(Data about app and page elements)
※
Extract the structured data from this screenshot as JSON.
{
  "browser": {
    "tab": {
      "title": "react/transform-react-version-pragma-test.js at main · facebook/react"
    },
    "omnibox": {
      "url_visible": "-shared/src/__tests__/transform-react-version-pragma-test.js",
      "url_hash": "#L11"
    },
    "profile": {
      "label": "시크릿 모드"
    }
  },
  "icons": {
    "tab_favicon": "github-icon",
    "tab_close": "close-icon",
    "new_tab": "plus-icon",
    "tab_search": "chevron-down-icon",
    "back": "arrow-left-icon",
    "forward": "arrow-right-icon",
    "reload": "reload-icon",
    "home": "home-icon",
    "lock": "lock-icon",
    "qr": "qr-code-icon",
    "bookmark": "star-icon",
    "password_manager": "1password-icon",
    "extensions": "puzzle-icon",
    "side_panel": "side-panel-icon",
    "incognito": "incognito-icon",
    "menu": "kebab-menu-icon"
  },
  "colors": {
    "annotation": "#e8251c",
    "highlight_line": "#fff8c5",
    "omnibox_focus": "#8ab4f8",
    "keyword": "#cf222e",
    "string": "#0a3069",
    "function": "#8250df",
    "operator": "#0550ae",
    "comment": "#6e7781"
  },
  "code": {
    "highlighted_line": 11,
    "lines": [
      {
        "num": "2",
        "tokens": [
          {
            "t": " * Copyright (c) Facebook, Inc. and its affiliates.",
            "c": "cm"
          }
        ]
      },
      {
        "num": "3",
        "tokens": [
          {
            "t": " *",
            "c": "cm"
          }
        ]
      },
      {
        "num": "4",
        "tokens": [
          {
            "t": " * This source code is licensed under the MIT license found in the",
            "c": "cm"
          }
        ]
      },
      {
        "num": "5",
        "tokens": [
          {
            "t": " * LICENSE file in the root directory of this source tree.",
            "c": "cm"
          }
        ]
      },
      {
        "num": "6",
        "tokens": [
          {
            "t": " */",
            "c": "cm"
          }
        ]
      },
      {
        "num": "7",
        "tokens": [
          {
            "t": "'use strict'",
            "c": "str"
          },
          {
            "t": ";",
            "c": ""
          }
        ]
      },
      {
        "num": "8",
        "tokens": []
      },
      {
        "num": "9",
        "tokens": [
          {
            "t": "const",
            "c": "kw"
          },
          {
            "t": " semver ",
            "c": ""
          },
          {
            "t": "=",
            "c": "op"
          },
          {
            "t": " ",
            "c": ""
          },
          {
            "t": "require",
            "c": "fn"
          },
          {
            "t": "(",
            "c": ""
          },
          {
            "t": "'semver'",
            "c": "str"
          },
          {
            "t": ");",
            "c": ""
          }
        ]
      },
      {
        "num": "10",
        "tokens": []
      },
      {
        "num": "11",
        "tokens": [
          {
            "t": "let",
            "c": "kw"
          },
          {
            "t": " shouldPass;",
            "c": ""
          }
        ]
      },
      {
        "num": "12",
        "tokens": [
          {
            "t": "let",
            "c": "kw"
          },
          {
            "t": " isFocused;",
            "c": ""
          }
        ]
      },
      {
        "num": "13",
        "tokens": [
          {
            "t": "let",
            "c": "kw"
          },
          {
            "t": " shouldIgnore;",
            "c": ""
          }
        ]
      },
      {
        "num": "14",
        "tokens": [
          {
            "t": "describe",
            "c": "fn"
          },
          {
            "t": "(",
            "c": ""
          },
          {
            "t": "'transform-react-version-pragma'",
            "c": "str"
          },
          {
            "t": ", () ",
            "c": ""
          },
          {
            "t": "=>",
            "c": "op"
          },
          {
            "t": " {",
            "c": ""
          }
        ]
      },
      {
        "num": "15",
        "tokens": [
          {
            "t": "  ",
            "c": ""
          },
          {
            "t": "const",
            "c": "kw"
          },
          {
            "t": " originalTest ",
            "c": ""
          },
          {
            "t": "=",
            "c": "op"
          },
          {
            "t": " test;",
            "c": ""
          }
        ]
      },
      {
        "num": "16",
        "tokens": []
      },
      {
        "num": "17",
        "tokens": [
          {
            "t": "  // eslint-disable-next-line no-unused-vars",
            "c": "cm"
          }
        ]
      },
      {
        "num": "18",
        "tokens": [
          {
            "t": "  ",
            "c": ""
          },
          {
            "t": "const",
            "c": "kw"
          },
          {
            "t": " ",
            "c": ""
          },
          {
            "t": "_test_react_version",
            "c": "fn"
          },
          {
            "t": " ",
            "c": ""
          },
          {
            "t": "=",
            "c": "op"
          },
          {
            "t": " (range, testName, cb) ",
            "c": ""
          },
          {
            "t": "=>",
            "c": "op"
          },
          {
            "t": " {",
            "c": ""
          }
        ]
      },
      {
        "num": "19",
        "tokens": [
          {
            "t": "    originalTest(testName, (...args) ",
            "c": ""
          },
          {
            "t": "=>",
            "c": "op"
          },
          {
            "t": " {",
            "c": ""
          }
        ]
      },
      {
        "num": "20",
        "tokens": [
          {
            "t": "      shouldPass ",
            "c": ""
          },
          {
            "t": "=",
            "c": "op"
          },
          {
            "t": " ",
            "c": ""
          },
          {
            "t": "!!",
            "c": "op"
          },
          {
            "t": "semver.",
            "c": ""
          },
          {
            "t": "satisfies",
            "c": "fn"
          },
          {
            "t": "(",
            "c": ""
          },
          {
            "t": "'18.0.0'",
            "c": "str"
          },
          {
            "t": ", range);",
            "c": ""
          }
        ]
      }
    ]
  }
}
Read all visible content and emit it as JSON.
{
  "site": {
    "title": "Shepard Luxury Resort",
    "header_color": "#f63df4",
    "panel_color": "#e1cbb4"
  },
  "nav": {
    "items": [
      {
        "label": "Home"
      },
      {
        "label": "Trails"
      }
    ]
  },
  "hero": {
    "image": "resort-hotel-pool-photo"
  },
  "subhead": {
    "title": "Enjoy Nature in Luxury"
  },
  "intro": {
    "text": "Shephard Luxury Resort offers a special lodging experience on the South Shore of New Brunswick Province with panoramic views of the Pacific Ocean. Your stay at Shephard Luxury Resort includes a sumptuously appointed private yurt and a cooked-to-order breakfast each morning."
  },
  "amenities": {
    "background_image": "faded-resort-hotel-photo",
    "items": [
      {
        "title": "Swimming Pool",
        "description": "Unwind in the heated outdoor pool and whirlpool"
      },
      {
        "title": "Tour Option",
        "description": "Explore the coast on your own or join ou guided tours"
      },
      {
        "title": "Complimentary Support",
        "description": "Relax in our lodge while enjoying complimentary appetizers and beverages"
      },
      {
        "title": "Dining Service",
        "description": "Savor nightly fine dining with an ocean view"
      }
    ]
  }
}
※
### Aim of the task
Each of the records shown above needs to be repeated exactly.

### Solved problem
Extract the structured data from this screenshot as JSON.
{
  "browser": {
    "tab": {
      "title": "react/transform-react-version-pragma-test.js at main · facebook/react"
    },
    "omnibox": {
      "url_visible": "-shared/src/__tests__/transform-react-version-pragma-test.js",
      "url_hash": "#L11"
    },
    "profile": {
      "label": "시크릿 모드"
    }
  },
  "icons": {
    "tab_favicon": "github-icon",
    "tab_close": "close-icon",
    "new_tab": "plus-icon",
    "tab_search": "chevron-down-icon",
    "back": "arrow-left-icon",
    "forward": "arrow-right-icon",
    "reload": "reload-icon",
    "home": "home-icon",
    "lock": "lock-icon",
    "qr": "qr-code-icon",
    "bookmark": "star-icon",
    "password_manager": "1password-icon",
    "extensions": "puzzle-icon",
    "side_panel": "side-panel-icon",
    "incognito": "incognito-icon",
    "menu": "kebab-menu-icon"
  },
  "colors": {
    "annotation": "#e8251c",
    "highlight_line": "#fff8c5",
    "omnibox_focus": "#8ab4f8",
    "keyword": "#cf222e",
    "string": "#0a3069",
    "function": "#8250df",
    "operator": "#0550ae",
    "comment": "#6e7781"
  },
  "code": {
    "highlighted_line": 11,
    "lines": [
      {
        "num": "2",
        "tokens": [
          {
            "t": " * Copyright (c) Facebook, Inc. and its affiliates.",
            "c": "cm"
          }
        ]
      },
      {
        "num": "3",
        "tokens": [
          {
            "t": " *",
            "c": "cm"
          }
        ]
      },
      {
        "num": "4",
        "tokens": [
          {
            "t": " * This source code is licensed under the MIT license found in the",
            "c": "cm"
          }
        ]
      },
      {
        "num": "5",
        "tokens": [
          {
            "t": " * LICENSE file in the root directory of this source tree.",
            "c": "cm"
          }
        ]
      },
      {
        "num": "6",
        "tokens": [
          {
            "t": " */",
            "c": "cm"
          }
        ]
      },
      {
        "num": "7",
        "tokens": [
          {
            "t": "'use strict'",
            "c": "str"
          },
          {
            "t": ";",
            "c": ""
          }
        ]
      },
      {
        "num": "8",
        "tokens": []
      },
      {
        "num": "9",
        "tokens": [
          {
            "t": "const",
            "c": "kw"
          },
          {
            "t": " semver ",
            "c": ""
          },
          {
            "t": "=",
            "c": "op"
          },
          {
            "t": " ",
            "c": ""
          },
          {
            "t": "require",
            "c": "fn"
          },
          {
            "t": "(",
            "c": ""
          },
          {
            "t": "'semver'",
            "c": "str"
          },
          {
            "t": ");",
            "c": ""
          }
        ]
      },
      {
        "num": "10",
        "tokens": []
      },
      {
        "num": "11",
        "tokens": [
          {
            "t": "let",
            "c": "kw"
          },
          {
            "t": " shouldPass;",
            "c": ""
          }
        ]
      },
      {
        "num": "12",
        "tokens": [
          {
            "t": "let",
            "c": "kw"
          },
          {
            "t": " isFocused;",
            "c": ""
          }
        ]
      },
      {
        "num": "13",
        "tokens": [
          {
            "t": "let",
            "c": "kw"
          },
          {
            "t": " shouldIgnore;",
            "c": ""
          }
        ]
      },
      {
        "num": "14",
        "tokens": [
          {
            "t": "describe",
            "c": "fn"
          },
          {
            "t": "(",
            "c": ""
          },
          {
            "t": "'transform-react-version-pragma'",
            "c": "str"
          },
          {
            "t": ", () ",
            "c": ""
          },
          {
            "t": "=>",
            "c": "op"
          },
          {
            "t": " {",
            "c": ""
          }
        ]
      },
      {
        "num": "15",
        "tokens": [
          {
            "t": "  ",
            "c": ""
          },
          {
            "t": "const",
            "c": "kw"
          },
          {
            "t": " originalTest ",
            "c": ""
          },
          {
            "t": "=",
            "c": "op"
          },
          {
            "t": " test;",
            "c": ""
          }
        ]
      },
      {
        "num": "16",
        "tokens": []
      },
      {
        "num": "17",
        "tokens": [
          {
            "t": "  // eslint-disable-next-line no-unused-vars",
            "c": "cm"
          }
        ]
      },
      {
        "num": "18",
        "tokens": [
          {
            "t": "  ",
            "c": ""
          },
          {
            "t": "const",
            "c": "kw"
          },
          {
            "t": " ",
            "c": ""
          },
          {
            "t": "_test_react_version",
            "c": "fn"
          },
          {
            "t": " ",
            "c": ""
          },
          {
            "t": "=",
            "c": "op"
          },
          {
            "t": " (range, testName, cb) ",
            "c": ""
          },
          {
            "t": "=>",
            "c": "op"
          },
          {
            "t": " {",
            "c": ""
          }
        ]
      },
      {
        "num": "19",
        "tokens": [
          {
            "t": "    originalTest(testName, (...args) ",
            "c": ""
          },
          {
            "t": "=>",
            "c": "op"
          },
          {
            "t": " {",
            "c": ""
          }
        ]
      },
      {
        "num": "20",
        "tokens": [
          {
            "t": "      shouldPass ",
            "c": ""
          },
          {
            "t": "=",
            "c": "op"
          },
          {
            "t": " ",
            "c": ""
          },
          {
            "t": "!!",
            "c": "op"
          },
          {
            "t": "semver.",
            "c": ""
          },
          {
            "t": "satisfies",
            "c": "fn"
          },
          {
            "t": "(",
            "c": ""
          },
          {
            "t": "'18.0.0'",
            "c": "str"
          },
          {
            "t": ", range);",
            "c": ""
          }
        ]
      }
    ]
  }
}
Read all visible content and emit it as JSON.
{
  "site": {
    "title": "Shepard Luxury Resort",
    "header_color": "#f63df4",
    "panel_color": "#e1cbb4"
  },
  "nav": {
    "items": [
      {
        "label": "Home"
      },
      {
        "label": "Trails"
      }
    ]
  },
  "hero": {
    "image": "resort-hotel-pool-photo"
  },
  "subhead": {
    "title": "Enjoy Nature in Luxury"
  },
  "intro": {
    "text": "Shephard Luxury Resort offers a special lodging experience on the South Shore of New Brunswick Province with panoramic views of the Pacific Ocean. Your stay at Shephard Luxury Resort includes a sumptuously appointed private yurt and a cooked-to-order breakfast each morning."
  },
  "amenities": {
    "background_image": "faded-resort-hotel-photo",
    "items": [
      {
        "title": "Swimming Pool",
        "description": "Unwind in the heated outdoor pool and whirlpool"
      },
      {
        "title": "Tour Option",
        "description": "Explore the coast on your own or join ou guided tours"
      },
      {
        "title": "Complimentary Support",
        "description": "Relax in our lodge while enjoying complimentary appetizers and beverages"
      },
      {
        "title": "Dining Service",
        "description": "Savor nightly fine dining with an ocean view"
      }
    ]
  }
}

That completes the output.